Prompt
Look through the entries below and return all lines including the word "name".

== == ==

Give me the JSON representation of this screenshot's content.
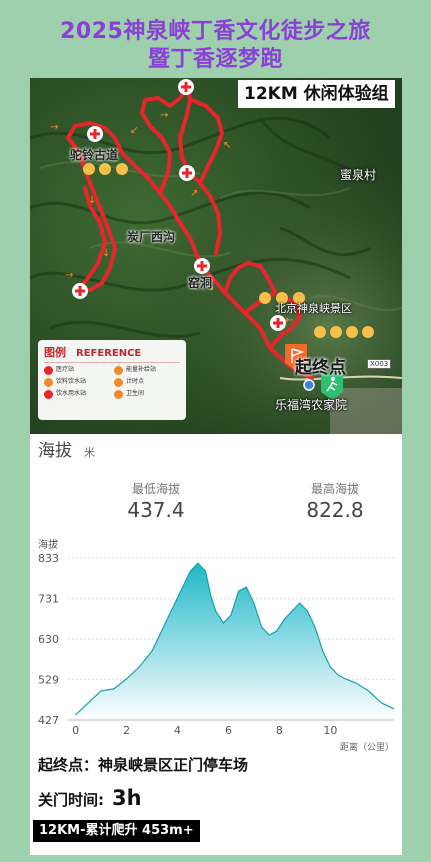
{
  "title": {
    "line1": "2025神泉峡丁香文化徒步之旅",
    "line2": "暨丁香逐梦跑"
  },
  "map": {
    "badge": "12KM 休闲体验组",
    "labels": {
      "tuoling": "驼铃古道",
      "tanchang": "炭厂西沟",
      "yaodong": "窑洞",
      "miquan": "蜜泉村",
      "scenic": "北京神泉峡景区",
      "farmhouse": "乐福湾农家院",
      "start_end": "起终点",
      "road": "X003"
    },
    "legend": {
      "title_cn": "图例",
      "title_en": "REFERENCE",
      "items": [
        "医疗站",
        "能量补给站",
        "饮料饮水站",
        "计时点",
        "饮水用水站",
        "卫生间"
      ]
    },
    "colors": {
      "route": "#e8252b",
      "title": "#8a3fd6",
      "chart_fill": "#1fb8c8"
    }
  },
  "elevation": {
    "title": "海拔",
    "unit": "米",
    "min_label": "最低海拔",
    "min_value": "437.4",
    "max_label": "最高海拔",
    "max_value": "822.8"
  },
  "chart_data": {
    "type": "area",
    "ylabel": "海拔",
    "xlabel": "距离（公里）",
    "y_ticks": [
      "427",
      "529",
      "630",
      "731",
      "833"
    ],
    "x_ticks": [
      "0",
      "2",
      "4",
      "6",
      "8",
      "10"
    ],
    "ylim": [
      427,
      833
    ],
    "xlim": [
      -0.3,
      12.5
    ],
    "x": [
      0,
      0.5,
      1,
      1.5,
      2,
      2.5,
      3,
      3.3,
      3.6,
      3.9,
      4.2,
      4.5,
      4.8,
      5.1,
      5.3,
      5.5,
      5.8,
      6.1,
      6.4,
      6.7,
      7.0,
      7.3,
      7.6,
      7.9,
      8.2,
      8.5,
      8.8,
      9.1,
      9.4,
      9.7,
      10,
      10.3,
      10.6,
      11,
      11.5,
      12,
      12.5
    ],
    "y": [
      440,
      470,
      500,
      505,
      530,
      560,
      600,
      640,
      680,
      720,
      760,
      800,
      820,
      800,
      740,
      700,
      670,
      690,
      750,
      760,
      720,
      660,
      640,
      650,
      680,
      700,
      720,
      700,
      660,
      600,
      560,
      540,
      530,
      520,
      500,
      470,
      455
    ],
    "grid": true
  },
  "info": {
    "start_label": "起终点：神泉峡景区正门停车场",
    "close_label": "关门时间:",
    "close_value": "3h",
    "climb": "12KM-累计爬升 453m+"
  }
}
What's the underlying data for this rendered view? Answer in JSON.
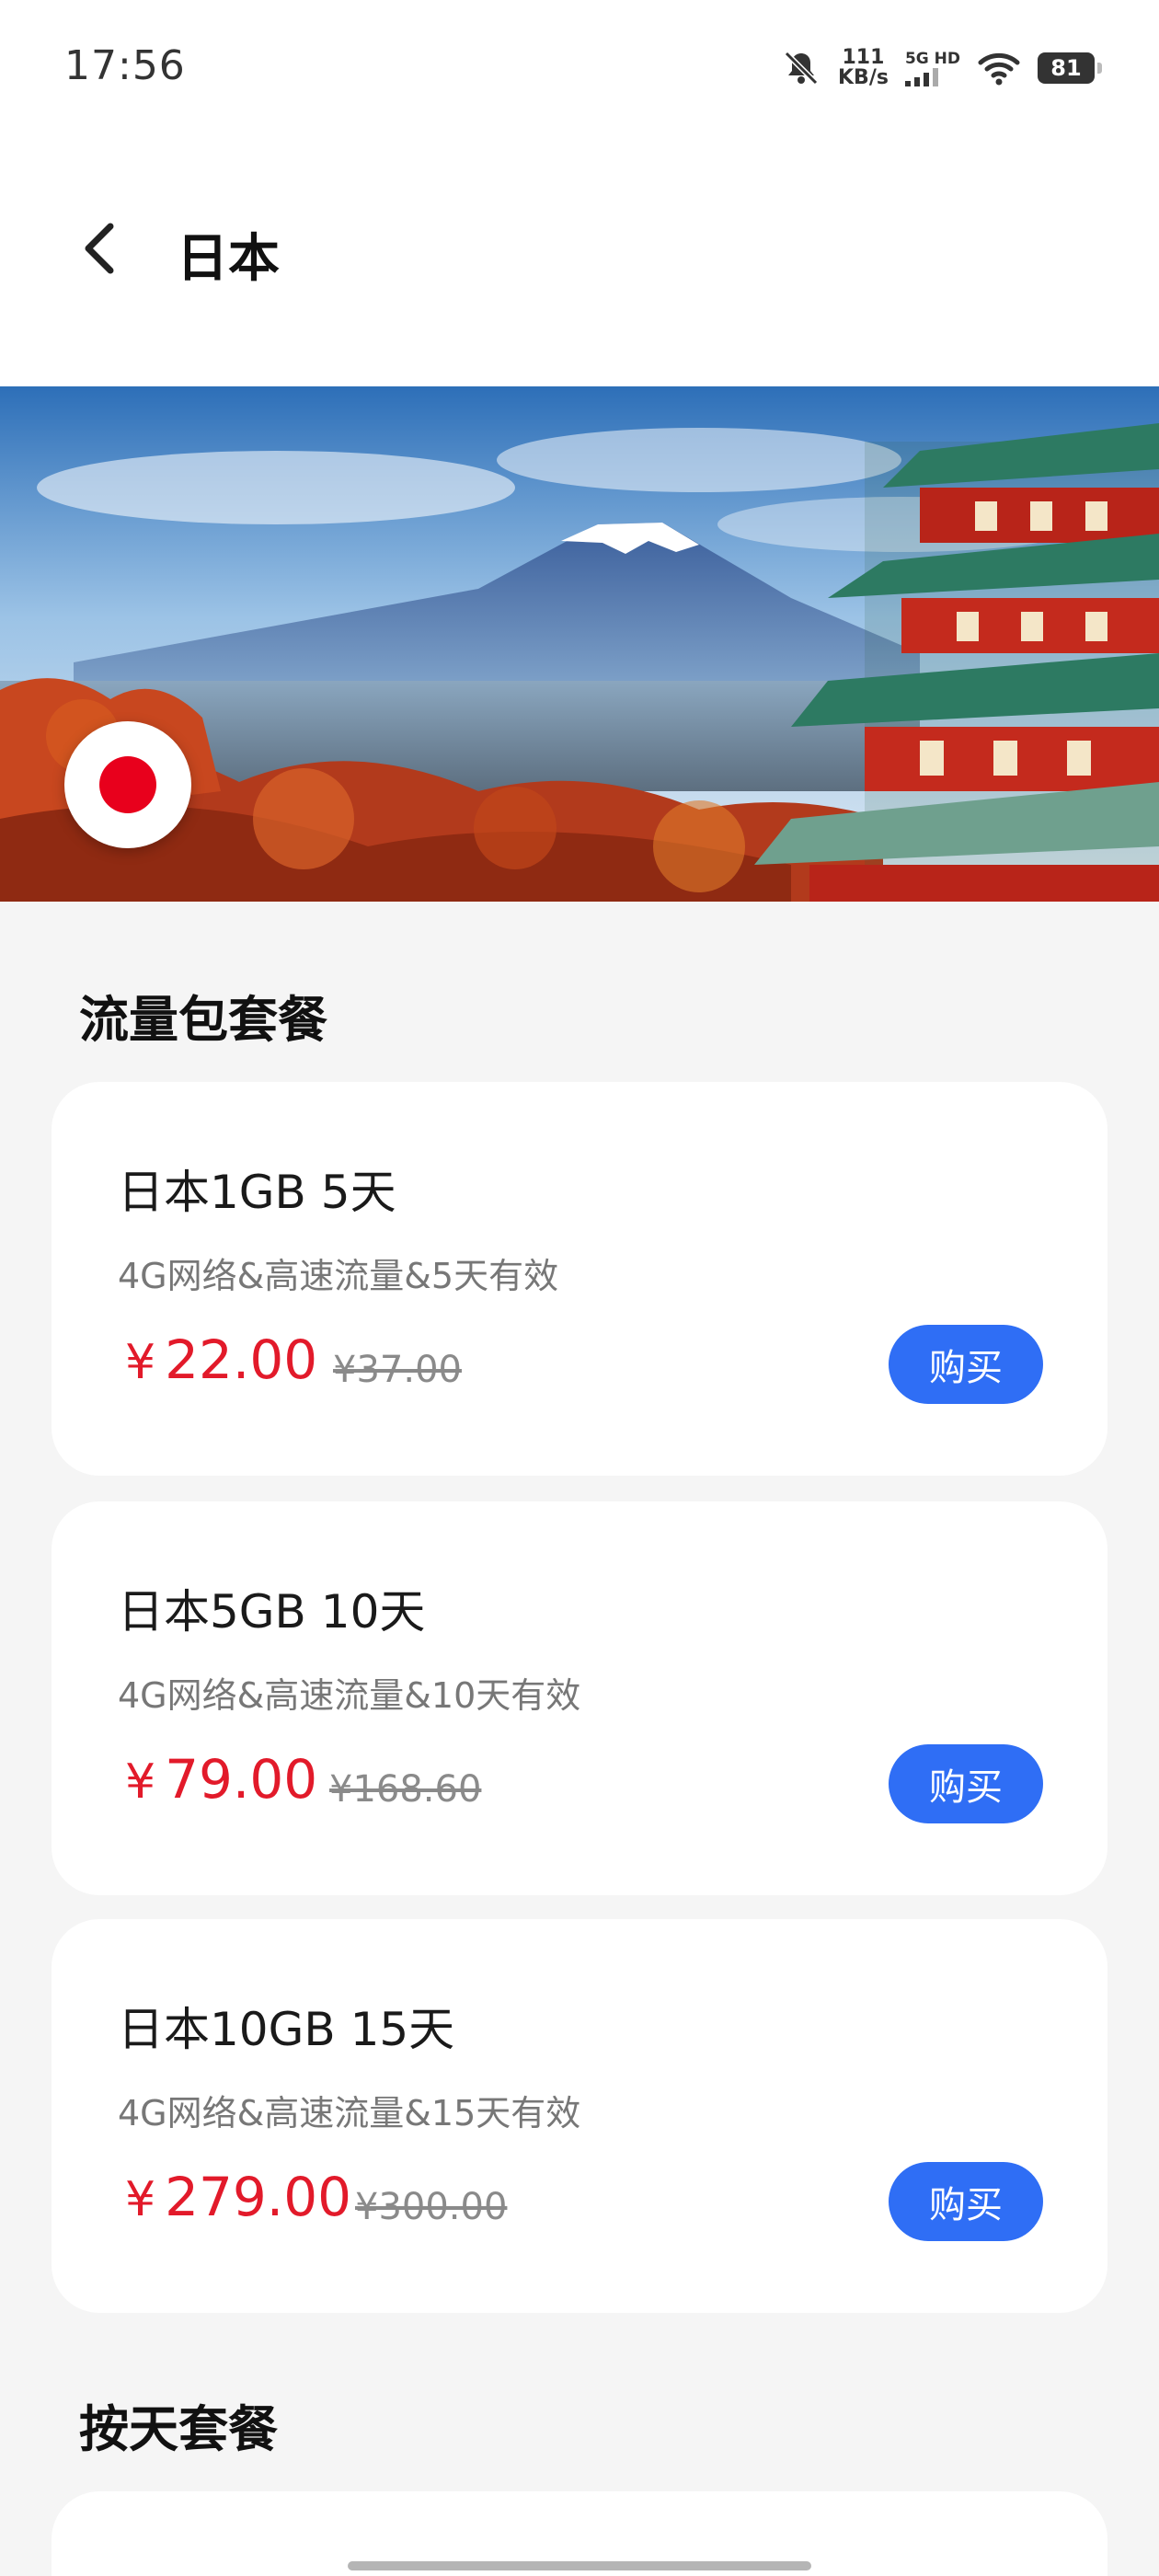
{
  "status_bar": {
    "time": "17:56",
    "net_speed_value": "111",
    "net_speed_unit": "KB/s",
    "signal_label": "5G HD",
    "battery": "81",
    "icons": [
      "bell-muted-icon",
      "signal-icon",
      "wifi-icon",
      "battery-icon"
    ]
  },
  "header": {
    "title": "日本",
    "back_icon": "chevron-left-icon"
  },
  "banner": {
    "flag_icon": "japan-flag-icon",
    "colors": {
      "flag_red": "#e8001c"
    }
  },
  "sections": {
    "data_packages_title": "流量包套餐",
    "daily_packages_title": "按天套餐"
  },
  "packages": [
    {
      "name": "日本1GB 5天",
      "desc": "4G网络&高速流量&5天有效",
      "currency": "¥",
      "price": "22.00",
      "original": "¥37.00",
      "buy_label": "购买"
    },
    {
      "name": "日本5GB 10天",
      "desc": "4G网络&高速流量&10天有效",
      "currency": "¥",
      "price": "79.00",
      "original": "¥168.60",
      "buy_label": "购买"
    },
    {
      "name": "日本10GB 15天",
      "desc": "4G网络&高速流量&15天有效",
      "currency": "¥",
      "price": "279.00",
      "original": "¥300.00",
      "buy_label": "购买"
    }
  ],
  "theme": {
    "accent": "#2f6ef5",
    "price_red": "#e21a2a",
    "background": "#f5f5f5"
  }
}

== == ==

Finished exercise
      "name": "日本1GB 5天",
      "name": "日本5GB 10天",
      "name": "日本10GB 15天",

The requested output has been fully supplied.